Of all the reports a parent can hear from their child about how things are going at school, few will make them angrier than finding out their child is being bullied. And any parent whose child has been in that situation struggles with how to advise their kid on how to respond. Do you give the age-old wisdom that "if you stand up to a bully, they'll always back down"? Or is that ill-advised in today's more violent climate?
Maybe you should just tell them to go tell a teacher each time and risk the playground ridicule of being branded a tattletale.
Fortunately, after a decade of effort, most schools have significantly reduced the most overt and offensive bullying behavior. In many places, the days are gone of the schoolyard thug extorting milk money, homework papers, or test answers from the smaller kids. What's still prevalent, and probably always will be, is the unkind taunts, teases, name-calling, and harassment that are harder to identify and police. How is a child to respond to that kind of mistreatment?
The best response, of course, depends on a number of factors. But let's look at how two kids responded to a tormentor on two continents and see if we can find some wisdom. We'll start with me.
Despite being a talkative know-it-all with a sarcastic sense of humor, I somehow made it all the way to the 5th grade without having what I would consider a real "enemy." But that's where my luck ran out. I had somehow become the target of ridicule of the class clown – John. For weeks, he made me the butt of his jokes. If it had stopped there, that might have been tolerable. But his jokes spread to name-calling, taunts, and teases. And since the other students admired his sharp wit, they started picking on me, too.
My life had become a 5th-grade version of a living hell.
Well, One night, I went to my father for advice. For some reason, I chose the one night a week when his drinking buddies were at our house for a visit. Ironically, that turned out to be a good choice.
The men listened to my dad give me the mature and reasonable advice to have a respectful talk with John, telling him how his comments made me feel, and asking him to please stop. Well, after patiently suffering this apparent affront to masculinity, my father's best friend at the time, Jerry, interjected with this advice. "No, no, no. This is what you need to do, kid. You get to school tomorrow morning extra early. You wait outside the school in the parking lot and wait for this "John" to get dropped off. Once he's away from his mom and not yet buddied up with his friends, you walk right up to him, you get in his face, and you say this: "John, you and I are either going to be friends, or we're going to be enemies. And you need to decide which it's going to be, right now."
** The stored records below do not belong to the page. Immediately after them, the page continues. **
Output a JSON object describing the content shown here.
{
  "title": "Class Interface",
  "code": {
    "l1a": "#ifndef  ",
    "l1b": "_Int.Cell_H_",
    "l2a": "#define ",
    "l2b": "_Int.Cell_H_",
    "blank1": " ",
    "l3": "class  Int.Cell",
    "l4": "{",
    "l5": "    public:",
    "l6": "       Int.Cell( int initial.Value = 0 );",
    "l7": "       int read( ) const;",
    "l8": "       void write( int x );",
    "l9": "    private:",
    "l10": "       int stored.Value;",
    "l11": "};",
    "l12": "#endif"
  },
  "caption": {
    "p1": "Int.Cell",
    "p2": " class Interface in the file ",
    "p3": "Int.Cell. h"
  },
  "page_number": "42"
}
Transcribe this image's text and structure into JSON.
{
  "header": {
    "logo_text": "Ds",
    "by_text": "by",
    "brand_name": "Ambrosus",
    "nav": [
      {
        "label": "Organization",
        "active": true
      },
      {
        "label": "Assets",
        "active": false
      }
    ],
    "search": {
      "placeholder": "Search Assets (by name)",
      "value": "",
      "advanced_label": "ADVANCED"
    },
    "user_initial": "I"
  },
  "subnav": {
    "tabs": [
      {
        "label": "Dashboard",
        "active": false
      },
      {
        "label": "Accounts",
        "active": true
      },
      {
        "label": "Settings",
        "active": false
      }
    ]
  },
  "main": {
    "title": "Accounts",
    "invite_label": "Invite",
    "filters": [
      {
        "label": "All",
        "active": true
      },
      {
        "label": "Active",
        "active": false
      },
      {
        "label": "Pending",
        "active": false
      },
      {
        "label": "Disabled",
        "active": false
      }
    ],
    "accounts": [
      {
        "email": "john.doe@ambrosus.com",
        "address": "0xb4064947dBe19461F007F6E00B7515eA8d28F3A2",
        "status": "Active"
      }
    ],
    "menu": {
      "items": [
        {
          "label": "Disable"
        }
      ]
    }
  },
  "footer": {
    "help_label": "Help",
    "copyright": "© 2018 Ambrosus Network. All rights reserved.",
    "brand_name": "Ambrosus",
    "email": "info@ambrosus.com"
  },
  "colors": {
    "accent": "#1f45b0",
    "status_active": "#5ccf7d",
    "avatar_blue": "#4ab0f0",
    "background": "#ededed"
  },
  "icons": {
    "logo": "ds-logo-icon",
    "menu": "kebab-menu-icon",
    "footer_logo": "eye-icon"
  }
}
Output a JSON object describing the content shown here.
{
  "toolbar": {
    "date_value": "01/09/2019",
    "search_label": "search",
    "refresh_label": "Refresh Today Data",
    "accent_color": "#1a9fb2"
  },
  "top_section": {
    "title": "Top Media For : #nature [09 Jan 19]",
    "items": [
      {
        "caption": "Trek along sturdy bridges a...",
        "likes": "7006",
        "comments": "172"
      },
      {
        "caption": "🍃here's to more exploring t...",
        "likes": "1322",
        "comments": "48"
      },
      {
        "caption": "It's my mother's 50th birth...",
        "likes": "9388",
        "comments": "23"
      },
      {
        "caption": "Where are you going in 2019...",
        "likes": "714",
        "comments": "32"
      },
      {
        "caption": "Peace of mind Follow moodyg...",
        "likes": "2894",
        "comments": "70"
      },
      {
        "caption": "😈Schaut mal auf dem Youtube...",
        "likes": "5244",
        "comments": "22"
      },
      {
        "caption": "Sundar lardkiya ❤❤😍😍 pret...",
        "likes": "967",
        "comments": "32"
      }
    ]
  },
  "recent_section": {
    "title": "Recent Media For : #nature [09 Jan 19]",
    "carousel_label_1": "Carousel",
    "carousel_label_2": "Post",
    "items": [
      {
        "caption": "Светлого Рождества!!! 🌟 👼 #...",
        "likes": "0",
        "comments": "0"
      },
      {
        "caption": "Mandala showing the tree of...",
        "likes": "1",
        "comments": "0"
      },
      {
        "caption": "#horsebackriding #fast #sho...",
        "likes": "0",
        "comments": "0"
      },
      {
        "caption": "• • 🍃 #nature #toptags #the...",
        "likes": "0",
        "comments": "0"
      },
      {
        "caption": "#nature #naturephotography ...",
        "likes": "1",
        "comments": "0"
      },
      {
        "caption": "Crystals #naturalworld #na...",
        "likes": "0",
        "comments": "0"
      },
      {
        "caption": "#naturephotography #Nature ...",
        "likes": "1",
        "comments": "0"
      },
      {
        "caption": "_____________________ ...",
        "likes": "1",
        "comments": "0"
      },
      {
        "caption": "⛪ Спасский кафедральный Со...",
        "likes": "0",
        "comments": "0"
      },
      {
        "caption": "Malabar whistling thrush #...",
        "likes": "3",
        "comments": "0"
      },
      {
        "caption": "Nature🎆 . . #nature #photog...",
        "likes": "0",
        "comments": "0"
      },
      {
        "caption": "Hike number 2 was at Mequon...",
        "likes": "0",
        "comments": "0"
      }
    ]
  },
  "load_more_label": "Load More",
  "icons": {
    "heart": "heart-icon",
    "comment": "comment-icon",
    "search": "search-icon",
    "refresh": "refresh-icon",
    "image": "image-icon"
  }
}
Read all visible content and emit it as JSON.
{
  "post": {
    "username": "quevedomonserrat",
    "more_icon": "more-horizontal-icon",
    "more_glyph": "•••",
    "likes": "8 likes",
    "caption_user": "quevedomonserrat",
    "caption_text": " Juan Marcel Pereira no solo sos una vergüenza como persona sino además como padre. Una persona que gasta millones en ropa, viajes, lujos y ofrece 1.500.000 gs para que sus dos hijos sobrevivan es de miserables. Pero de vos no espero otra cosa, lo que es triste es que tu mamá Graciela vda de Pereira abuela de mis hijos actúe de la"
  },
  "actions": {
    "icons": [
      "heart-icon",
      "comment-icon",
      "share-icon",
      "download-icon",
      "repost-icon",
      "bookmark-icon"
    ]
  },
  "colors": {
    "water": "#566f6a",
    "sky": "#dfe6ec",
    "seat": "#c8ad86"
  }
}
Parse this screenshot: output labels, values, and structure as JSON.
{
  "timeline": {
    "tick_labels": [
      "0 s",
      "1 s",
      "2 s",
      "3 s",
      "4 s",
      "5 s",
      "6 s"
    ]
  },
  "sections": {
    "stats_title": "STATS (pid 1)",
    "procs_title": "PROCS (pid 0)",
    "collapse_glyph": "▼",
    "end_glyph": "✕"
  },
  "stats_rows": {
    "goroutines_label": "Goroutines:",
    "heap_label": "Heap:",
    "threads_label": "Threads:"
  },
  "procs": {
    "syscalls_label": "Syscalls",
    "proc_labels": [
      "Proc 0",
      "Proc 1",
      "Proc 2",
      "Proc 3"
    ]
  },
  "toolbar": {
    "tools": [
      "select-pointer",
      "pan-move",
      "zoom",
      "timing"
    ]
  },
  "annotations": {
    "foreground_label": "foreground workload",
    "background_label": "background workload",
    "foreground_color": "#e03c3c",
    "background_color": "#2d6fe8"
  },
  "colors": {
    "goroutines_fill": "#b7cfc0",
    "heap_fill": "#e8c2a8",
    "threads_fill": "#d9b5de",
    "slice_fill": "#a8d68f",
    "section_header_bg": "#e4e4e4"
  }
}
"Well, okay, Then what do I do?"
"Nothing. That's all you have to do."
"But what if he says he wants to be enemies? Or what if he wants to know what I'm going to do about it?"
"He won't," "But if he does, all you have to say is, "I just need to know where we stand, John. Are we friends? Or are we enemies?" Then no matter what his answer is, say "Ok" and walk away."
It sounded too easy. But all the men, including my Dad, seemed to think it was a good solution.
So the next morning, that's exactly what I did. I waited to get John alone in the parking lot and executed my lines with the precision and seriousness of a military officer. John's reaction surprised me as much as my parking lot ambush probably surprised him. Despite him being a few inches taller and several pounds heavier, he took a step backward. His eyes widened. And he stammered out a set of words less meaningful than the tone of voice he used to stammer them. Each of his two or three disjointed sentences contained the word "friends." But his tone was a combination of shock, fear, and shame.
Well, our business being concluded, we walked into the school together.
John never spoke an ill word of me again.
And In the years since, and having two boys of my own now, I've tried to identify what it was about this response to a bully that made it work. But it wasn't until I came across two other successful examples that I saw it. In the next lesson, I'll share those experiences. Until then, if you're sharing this with your child, here are some questions to ask so far:
Have you ever had someone pick on you at school?
What did you do about it? And did that solve the problem?
Why do you think asking John if we were friends or enemies worked?
Do you think it was important that the conversation happened away from his other friends? Why or why not?
What would have been another way to handle the situation?
Okay, in the next lesson, we'll pick up where we left off with another boy getting bullied and the very different strategy he used to deal with it.